- Task prompt:
Every line of the listing must be repeated in the answer without alteration.

- Supplied material:
......

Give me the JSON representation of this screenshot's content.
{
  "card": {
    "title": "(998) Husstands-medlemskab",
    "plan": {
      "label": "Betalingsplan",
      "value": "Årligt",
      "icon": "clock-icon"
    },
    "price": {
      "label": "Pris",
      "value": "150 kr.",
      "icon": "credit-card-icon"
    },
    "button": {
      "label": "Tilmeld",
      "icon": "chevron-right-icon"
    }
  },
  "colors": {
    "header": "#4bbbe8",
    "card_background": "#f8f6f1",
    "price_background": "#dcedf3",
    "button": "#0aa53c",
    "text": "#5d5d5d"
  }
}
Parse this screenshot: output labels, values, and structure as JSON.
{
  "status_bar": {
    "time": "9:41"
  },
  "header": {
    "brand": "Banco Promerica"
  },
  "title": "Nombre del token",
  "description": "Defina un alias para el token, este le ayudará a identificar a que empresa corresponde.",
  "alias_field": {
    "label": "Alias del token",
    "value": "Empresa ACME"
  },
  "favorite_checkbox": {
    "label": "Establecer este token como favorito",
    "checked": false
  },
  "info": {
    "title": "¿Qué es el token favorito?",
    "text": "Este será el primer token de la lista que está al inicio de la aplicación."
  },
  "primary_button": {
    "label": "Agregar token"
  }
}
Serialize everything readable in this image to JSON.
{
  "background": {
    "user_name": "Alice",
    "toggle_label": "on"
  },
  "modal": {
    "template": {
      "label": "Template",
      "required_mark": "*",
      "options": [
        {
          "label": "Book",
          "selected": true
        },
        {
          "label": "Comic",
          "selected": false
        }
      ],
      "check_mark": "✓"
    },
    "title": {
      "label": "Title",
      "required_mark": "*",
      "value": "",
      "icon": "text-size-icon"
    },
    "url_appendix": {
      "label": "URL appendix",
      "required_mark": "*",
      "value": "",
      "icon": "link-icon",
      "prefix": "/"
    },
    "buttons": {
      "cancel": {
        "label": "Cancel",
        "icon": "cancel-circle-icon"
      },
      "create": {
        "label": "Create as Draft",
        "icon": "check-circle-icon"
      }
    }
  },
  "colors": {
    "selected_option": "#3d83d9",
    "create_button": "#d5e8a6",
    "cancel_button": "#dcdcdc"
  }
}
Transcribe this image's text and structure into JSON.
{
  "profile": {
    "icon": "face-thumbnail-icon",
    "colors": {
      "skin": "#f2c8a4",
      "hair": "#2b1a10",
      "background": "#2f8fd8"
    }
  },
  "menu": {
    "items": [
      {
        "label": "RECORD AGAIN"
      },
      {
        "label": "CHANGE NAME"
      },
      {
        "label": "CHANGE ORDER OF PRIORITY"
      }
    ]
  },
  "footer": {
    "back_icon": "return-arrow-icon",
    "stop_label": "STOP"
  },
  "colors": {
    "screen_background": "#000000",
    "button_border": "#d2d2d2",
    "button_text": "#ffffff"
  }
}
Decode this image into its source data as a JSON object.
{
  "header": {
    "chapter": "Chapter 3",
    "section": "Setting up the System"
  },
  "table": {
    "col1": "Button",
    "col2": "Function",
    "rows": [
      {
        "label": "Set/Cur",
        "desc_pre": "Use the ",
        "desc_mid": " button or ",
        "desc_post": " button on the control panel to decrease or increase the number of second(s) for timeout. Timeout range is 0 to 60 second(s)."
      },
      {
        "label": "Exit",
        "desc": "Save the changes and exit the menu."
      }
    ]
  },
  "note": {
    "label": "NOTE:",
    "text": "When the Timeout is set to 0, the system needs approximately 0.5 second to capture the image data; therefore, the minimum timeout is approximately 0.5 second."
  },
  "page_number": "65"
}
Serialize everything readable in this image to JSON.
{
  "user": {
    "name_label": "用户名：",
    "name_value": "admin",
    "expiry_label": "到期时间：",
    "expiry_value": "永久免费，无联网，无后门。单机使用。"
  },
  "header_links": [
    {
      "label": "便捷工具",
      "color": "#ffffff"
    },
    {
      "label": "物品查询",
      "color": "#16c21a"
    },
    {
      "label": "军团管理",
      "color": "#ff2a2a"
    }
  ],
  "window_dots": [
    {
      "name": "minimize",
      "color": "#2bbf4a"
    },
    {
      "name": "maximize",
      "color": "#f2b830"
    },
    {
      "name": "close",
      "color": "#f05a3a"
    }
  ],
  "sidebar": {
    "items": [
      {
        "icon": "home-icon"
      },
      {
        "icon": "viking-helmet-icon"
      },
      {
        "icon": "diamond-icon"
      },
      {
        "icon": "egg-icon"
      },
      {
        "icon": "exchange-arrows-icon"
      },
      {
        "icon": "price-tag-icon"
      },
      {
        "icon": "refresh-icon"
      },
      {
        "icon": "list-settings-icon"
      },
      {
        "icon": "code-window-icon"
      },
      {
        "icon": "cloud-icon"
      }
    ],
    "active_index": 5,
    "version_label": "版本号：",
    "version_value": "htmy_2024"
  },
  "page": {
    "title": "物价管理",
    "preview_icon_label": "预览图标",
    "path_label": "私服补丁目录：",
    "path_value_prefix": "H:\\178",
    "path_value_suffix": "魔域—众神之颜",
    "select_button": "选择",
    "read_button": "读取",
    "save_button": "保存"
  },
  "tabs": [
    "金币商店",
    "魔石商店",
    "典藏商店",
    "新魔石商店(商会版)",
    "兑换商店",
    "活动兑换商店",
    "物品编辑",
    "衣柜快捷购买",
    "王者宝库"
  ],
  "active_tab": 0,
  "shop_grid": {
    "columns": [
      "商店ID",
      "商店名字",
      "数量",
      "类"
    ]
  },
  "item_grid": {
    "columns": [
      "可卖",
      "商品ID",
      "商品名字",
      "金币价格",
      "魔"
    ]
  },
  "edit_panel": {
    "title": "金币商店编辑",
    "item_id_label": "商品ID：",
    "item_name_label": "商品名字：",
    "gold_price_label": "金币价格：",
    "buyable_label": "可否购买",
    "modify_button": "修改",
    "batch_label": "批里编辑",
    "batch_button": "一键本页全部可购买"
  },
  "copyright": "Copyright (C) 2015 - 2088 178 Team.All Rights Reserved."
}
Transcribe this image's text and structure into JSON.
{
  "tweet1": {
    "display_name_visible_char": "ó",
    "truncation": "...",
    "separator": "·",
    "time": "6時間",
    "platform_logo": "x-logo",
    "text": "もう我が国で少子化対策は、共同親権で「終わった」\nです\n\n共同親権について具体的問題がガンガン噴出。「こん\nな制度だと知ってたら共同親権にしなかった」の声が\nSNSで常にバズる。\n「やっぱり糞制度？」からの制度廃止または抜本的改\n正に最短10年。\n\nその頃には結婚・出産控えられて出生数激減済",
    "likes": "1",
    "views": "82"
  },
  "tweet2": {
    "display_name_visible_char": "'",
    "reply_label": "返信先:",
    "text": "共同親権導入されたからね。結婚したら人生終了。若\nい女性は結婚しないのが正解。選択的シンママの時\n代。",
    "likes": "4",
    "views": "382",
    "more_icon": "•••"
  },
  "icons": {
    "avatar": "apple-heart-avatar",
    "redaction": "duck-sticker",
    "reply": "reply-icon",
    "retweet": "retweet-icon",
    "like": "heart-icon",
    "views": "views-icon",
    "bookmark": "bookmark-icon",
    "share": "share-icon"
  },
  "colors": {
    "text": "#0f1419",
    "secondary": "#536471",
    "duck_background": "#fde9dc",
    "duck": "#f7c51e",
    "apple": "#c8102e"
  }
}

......

- Solution for this exercise:
Give me the JSON representation of this screenshot's content.
{
  "card": {
    "title": "(998) Husstands-medlemskab",
    "plan": {
      "label": "Betalingsplan",
      "value": "Årligt",
      "icon": "clock-icon"
    },
    "price": {
      "label": "Pris",
      "value": "150 kr.",
      "icon": "credit-card-icon"
    },
    "button": {
      "label": "Tilmeld",
      "icon": "chevron-right-icon"
    }
  },
  "colors": {
    "header": "#4bbbe8",
    "card_background": "#f8f6f1",
    "price_background": "#dcedf3",
    "button": "#0aa53c",
    "text": "#5d5d5d"
  }
}
Parse this screenshot: output labels, values, and structure as JSON.
{
  "status_bar": {
    "time": "9:41"
  },
  "header": {
    "brand": "Banco Promerica"
  },
  "title": "Nombre del token",
  "description": "Defina un alias para el token, este le ayudará a identificar a que empresa corresponde.",
  "alias_field": {
    "label": "Alias del token",
    "value": "Empresa ACME"
  },
  "favorite_checkbox": {
    "label": "Establecer este token como favorito",
    "checked": false
  },
  "info": {
    "title": "¿Qué es el token favorito?",
    "text": "Este será el primer token de la lista que está al inicio de la aplicación."
  },
  "primary_button": {
    "label": "Agregar token"
  }
}
Serialize everything readable in this image to JSON.
{
  "background": {
    "user_name": "Alice",
    "toggle_label": "on"
  },
  "modal": {
    "template": {
      "label": "Template",
      "required_mark": "*",
      "options": [
        {
          "label": "Book",
          "selected": true
        },
        {
          "label": "Comic",
          "selected": false
        }
      ],
      "check_mark": "✓"
    },
    "title": {
      "label": "Title",
      "required_mark": "*",
      "value": "",
      "icon": "text-size-icon"
    },
    "url_appendix": {
      "label": "URL appendix",
      "required_mark": "*",
      "value": "",
      "icon": "link-icon",
      "prefix": "/"
    },
    "buttons": {
      "cancel": {
        "label": "Cancel",
        "icon": "cancel-circle-icon"
      },
      "create": {
        "label": "Create as Draft",
        "icon": "check-circle-icon"
      }
    }
  },
  "colors": {
    "selected_option": "#3d83d9",
    "create_button": "#d5e8a6",
    "cancel_button": "#dcdcdc"
  }
}
Transcribe this image's text and structure into JSON.
{
  "profile": {
    "icon": "face-thumbnail-icon",
    "colors": {
      "skin": "#f2c8a4",
      "hair": "#2b1a10",
      "background": "#2f8fd8"
    }
  },
  "menu": {
    "items": [
      {
        "label": "RECORD AGAIN"
      },
      {
        "label": "CHANGE NAME"
      },
      {
        "label": "CHANGE ORDER OF PRIORITY"
      }
    ]
  },
  "footer": {
    "back_icon": "return-arrow-icon",
    "stop_label": "STOP"
  },
  "colors": {
    "screen_background": "#000000",
    "button_border": "#d2d2d2",
    "button_text": "#ffffff"
  }
}
Decode this image into its source data as a JSON object.
{
  "header": {
    "chapter": "Chapter 3",
    "section": "Setting up the System"
  },
  "table": {
    "col1": "Button",
    "col2": "Function",
    "rows": [
      {
        "label": "Set/Cur",
        "desc_pre": "Use the ",
        "desc_mid": " button or ",
        "desc_post": " button on the control panel to decrease or increase the number of second(s) for timeout. Timeout range is 0 to 60 second(s)."
      },
      {
        "label": "Exit",
        "desc": "Save the changes and exit the menu."
      }
    ]
  },
  "note": {
    "label": "NOTE:",
    "text": "When the Timeout is set to 0, the system needs approximately 0.5 second to capture the image data; therefore, the minimum timeout is approximately 0.5 second."
  },
  "page_number": "65"
}
Serialize everything readable in this image to JSON.
{
  "user": {
    "name_label": "用户名：",
    "name_value": "admin",
    "expiry_label": "到期时间：",
    "expiry_value": "永久免费，无联网，无后门。单机使用。"
  },
  "header_links": [
    {
      "label": "便捷工具",
      "color": "#ffffff"
    },
    {
      "label": "物品查询",
      "color": "#16c21a"
    },
    {
      "label": "军团管理",
      "color": "#ff2a2a"
    }
  ],
  "window_dots": [
    {
      "name": "minimize",
      "color": "#2bbf4a"
    },
    {
      "name": "maximize",
      "color": "#f2b830"
    },
    {
      "name": "close",
      "color": "#f05a3a"
    }
  ],
  "sidebar": {
    "items": [
      {
        "icon": "home-icon"
      },
      {
        "icon": "viking-helmet-icon"
      },
      {
        "icon": "diamond-icon"
      },
      {
        "icon": "egg-icon"
      },
      {
        "icon": "exchange-arrows-icon"
      },
      {
        "icon": "price-tag-icon"
      },
      {
        "icon": "refresh-icon"
      },
      {
        "icon": "list-settings-icon"
      },
      {
        "icon": "code-window-icon"
      },
      {
        "icon": "cloud-icon"
      }
    ],
    "active_index": 5,
    "version_label": "版本号：",
    "version_value": "htmy_2024"
  },
  "page": {
    "title": "物价管理",
    "preview_icon_label": "预览图标",
    "path_label": "私服补丁目录：",
    "path_value_prefix": "H:\\178",
    "path_value_suffix": "魔域—众神之颜",
    "select_button": "选择",
    "read_button": "读取",
    "save_button": "保存"
  },
  "tabs": [
    "金币商店",
    "魔石商店",
    "典藏商店",
    "新魔石商店(商会版)",
    "兑换商店",
    "活动兑换商店",
    "物品编辑",
    "衣柜快捷购买",
    "王者宝库"
  ],
  "active_tab": 0,
  "shop_grid": {
    "columns": [
      "商店ID",
      "商店名字",
      "数量",
      "类"
    ]
  },
  "item_grid": {
    "columns": [
      "可卖",
      "商品ID",
      "商品名字",
      "金币价格",
      "魔"
    ]
  },
  "edit_panel": {
    "title": "金币商店编辑",
    "item_id_label": "商品ID：",
    "item_name_label": "商品名字：",
    "gold_price_label": "金币价格：",
    "buyable_label": "可否购买",
    "modify_button": "修改",
    "batch_label": "批里编辑",
    "batch_button": "一键本页全部可购买"
  },
  "copyright": "Copyright (C) 2015 - 2088 178 Team.All Rights Reserved."
}
Transcribe this image's text and structure into JSON.
{
  "tweet1": {
    "display_name_visible_char": "ó",
    "truncation": "...",
    "separator": "·",
    "time": "6時間",
    "platform_logo": "x-logo",
    "text": "もう我が国で少子化対策は、共同親権で「終わった」\nです\n\n共同親権について具体的問題がガンガン噴出。「こん\nな制度だと知ってたら共同親権にしなかった」の声が\nSNSで常にバズる。\n「やっぱり糞制度？」からの制度廃止または抜本的改\n正に最短10年。\n\nその頃には結婚・出産控えられて出生数激減済",
    "likes": "1",
    "views": "82"
  },
  "tweet2": {
    "display_name_visible_char": "'",
    "reply_label": "返信先:",
    "text": "共同親権導入されたからね。結婚したら人生終了。若\nい女性は結婚しないのが正解。選択的シンママの時\n代。",
    "likes": "4",
    "views": "382",
    "more_icon": "•••"
  },
  "icons": {
    "avatar": "apple-heart-avatar",
    "redaction": "duck-sticker",
    "reply": "reply-icon",
    "retweet": "retweet-icon",
    "like": "heart-icon",
    "views": "views-icon",
    "bookmark": "bookmark-icon",
    "share": "share-icon"
  },
  "colors": {
    "text": "#0f1419",
    "secondary": "#536471",
    "duck_background": "#fde9dc",
    "duck": "#f7c51e",
    "apple": "#c8102e"
  }
}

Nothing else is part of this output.